Earlier this week, I answered a question on Quora about how I’d describe the habits of successful entrepreneurs. I jotted down 10 habits I observed in many highly successful entrepreneurs I know or have read about. I realized that these habits are the same ones I would use to describe owners and employees working for established and successful companies, whether in the B2B or B2C universe.
Many established companies are introducing new products, platforms, and services using what’s worked for them in the past. Their current venture initiative comes crashing into the reality of why strategies and tactics that worked in the past may not apply within today’s digital millennium marketplace. Time to retool and recalibrate.
My take on entrepreneurship boils down to:
1) Entrepreneurs don’t take “No!” for an answer.
2) Entrepreneurs get up one more time than they fall down.
3) Entrepreneurs assume accountability and responsibility for Everything in their Enterprise.
4) Entrepreneurs don’t have thin skin.
5) Entrepreneurs aren’t enamored with the entourage and trappings of their enterprise as much as they buy in to the experience and leadership demands of their enterprise.
6) Entrepreneurs understand that if they built it, it’s their obligation to sell it. Generating their revenue stream is their responsibility.
7) Entrepreneurs want their venture to make a difference, and a long-term one. They don’t consider their venture to be flavor-of-the-month.
8) Entrepreneurs give in order to receive; sharing knowledge, expertise, insights, advice.
9) Entrepreneurs don’t delegate.
10) Entrepreneurs know what to do next, and leave themselves open to all possibilities of what Next looks like.
Which got me thinking.
The bottom line is that the bottom line is part of everyone’s job responsibility whether stated or not. Every person you have working for your venture, your enterprise, your startup, your company impacts revenue creation in one way or another. Either they are eating up way too many resources or they are part of service quality delivery fueling customer satisfaction and retention. Either they contribute to input-throughput-output or they create obstacles for other folks, including your customers.
It’s all hands on deck. All of the time.
What is your goal, as the head of your venture or even your small to mid-cap company? Is it to grow your venture so that you can lean back in your chair and become a Visionary Leader? I’m not sure that even I know what that phrase means, but I have heard that sentiment expressed as the Ultimate Business Goal by more than a few folks I coach.
That type of goal makes me uncomfortable.
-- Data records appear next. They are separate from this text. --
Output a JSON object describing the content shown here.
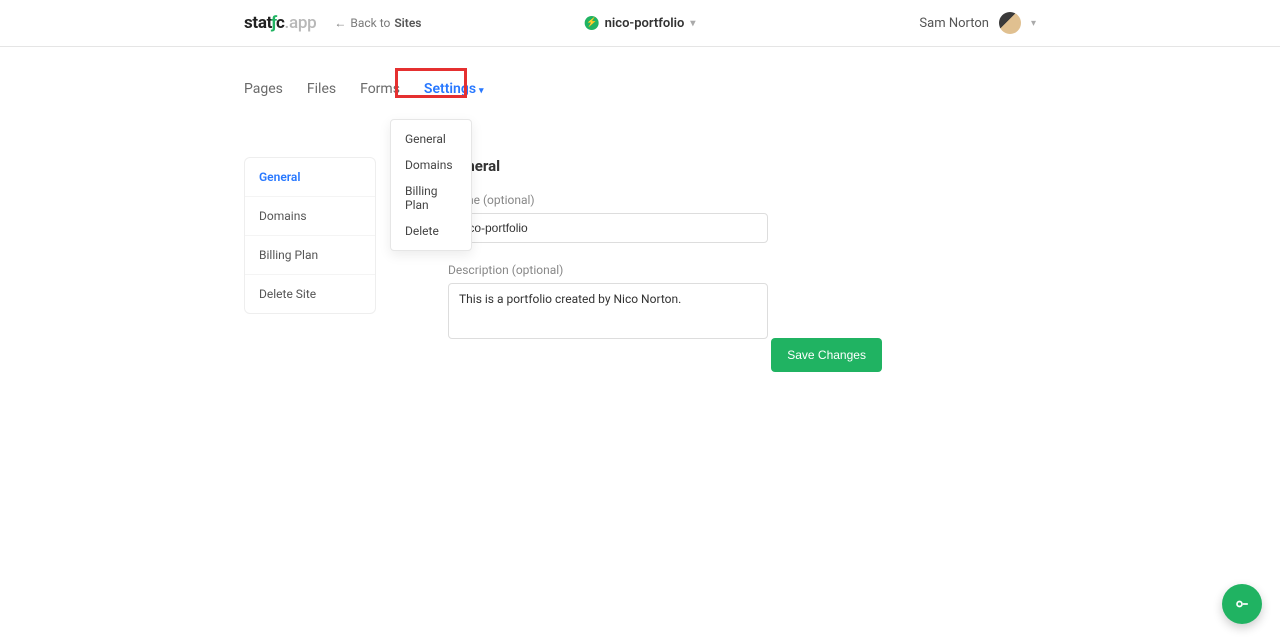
{
  "header": {
    "logo_prefix": "stat",
    "logo_bolt": "ƒ",
    "logo_suffix": "c",
    "logo_app": ".app",
    "back_arrow": "←",
    "back_text": "Back to",
    "back_sites": "Sites",
    "site_name": "nico-portfolio",
    "user_name": "Sam Norton"
  },
  "tabs": {
    "pages": "Pages",
    "files": "Files",
    "forms": "Forms",
    "settings": "Settings"
  },
  "settings_dropdown": {
    "general": "General",
    "domains": "Domains",
    "billing": "Billing Plan",
    "delete": "Delete"
  },
  "sidebar": {
    "general": "General",
    "domains": "Domains",
    "billing": "Billing Plan",
    "delete": "Delete Site"
  },
  "main": {
    "section_title": "General",
    "name_label": "Name (optional)",
    "name_value": "nico-portfolio",
    "desc_label": "Description (optional)",
    "desc_value": "This is a portfolio created by Nico Norton.",
    "save_label": "Save Changes"
  }
}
How about you?
Obviously, you want to get your company running and humming. However, it’s not prudent to think that your enterprise will ever become self-perpetuating. Your role as the Entrepreneur-Owner-Visionary, whatever you decide to title yourself, is perpetual. Because the possibilities you create when you launch your venture and lead your company can be infinite.
If you are going to lean back and reap the benefits of the insights you had once upon a time, you may become myopic instead of visionary.
If your strategy is all hands on deck, all of the time (and I’m not talking about micromanagement either), then you are aware of trending, engaged in continuous learning, understand the value of employee and customer engagement, and are always thinking beyond your personal and professional horizon.
You know when it’s time to stay the course. You are prepared to make the hard calls that result in pivots and streamlining operations. You know where the buck stops: with you, at all times.
The days of leaning back in your armchair and delegating to others got pretty much squashed after 2008. That’s post-industrial era mindset. In today’s globally competitive digital marketplace, you can lean back in your armchair. I recommend that your armchair better be placed in the virtual and physical cockpit of what it takes to run your organization.
There’s no Easy in Entrepreneurship. Then again, if it were easy, wouldn’t everyone be doing it?
What’s been your experience?
Babette N. Ten Haken, Founder & President of Sales Aerobics for Engineers, LLC, brings entrepreneurial mojo back into small and mid-sized businesses and creates revenue-producing business strategies for technical start-ups seeking investors and early customers. Babette is recognized as one of the “2013 Top 50 Sales & Marketing Influencers.” She’s also a Certified Six Sigma Quality Green Belt. Download her newest White Paper at her Free Resources Page.